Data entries
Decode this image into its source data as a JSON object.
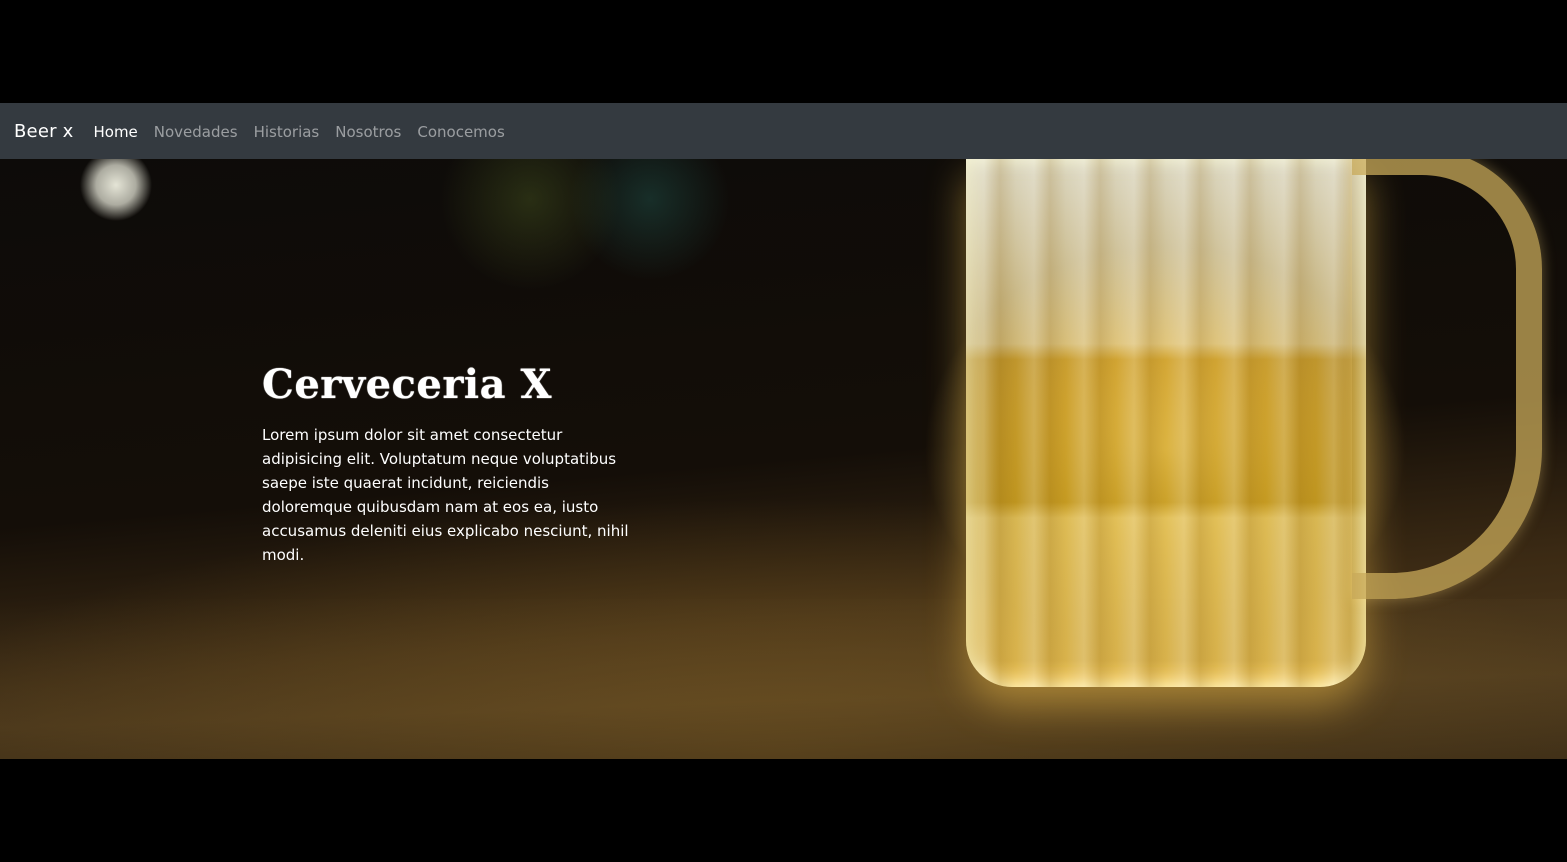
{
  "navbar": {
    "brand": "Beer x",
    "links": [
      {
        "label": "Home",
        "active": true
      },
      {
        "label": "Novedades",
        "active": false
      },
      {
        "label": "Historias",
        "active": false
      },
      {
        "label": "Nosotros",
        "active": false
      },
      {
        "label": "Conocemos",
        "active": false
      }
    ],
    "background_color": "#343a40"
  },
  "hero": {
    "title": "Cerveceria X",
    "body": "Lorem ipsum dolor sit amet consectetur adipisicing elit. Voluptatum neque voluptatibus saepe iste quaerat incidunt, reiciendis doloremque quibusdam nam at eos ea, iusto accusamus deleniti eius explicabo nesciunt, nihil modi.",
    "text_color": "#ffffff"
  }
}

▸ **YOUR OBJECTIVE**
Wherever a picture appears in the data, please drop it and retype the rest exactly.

▸ **WRITTEN ANSWER**
Decode this image into its source data as a JSON object.
{
  "navbar": {
    "brand": "Beer x",
    "links": [
      {
        "label": "Home",
        "active": true
      },
      {
        "label": "Novedades",
        "active": false
      },
      {
        "label": "Historias",
        "active": false
      },
      {
        "label": "Nosotros",
        "active": false
      },
      {
        "label": "Conocemos",
        "active": false
      }
    ],
    "background_color": "#343a40"
  },
  "hero": {
    "title": "Cerveceria X",
    "body": "Lorem ipsum dolor sit amet consectetur adipisicing elit. Voluptatum neque voluptatibus saepe iste quaerat incidunt, reiciendis doloremque quibusdam nam at eos ea, iusto accusamus deleniti eius explicabo nesciunt, nihil modi.",
    "text_color": "#ffffff"
  }
}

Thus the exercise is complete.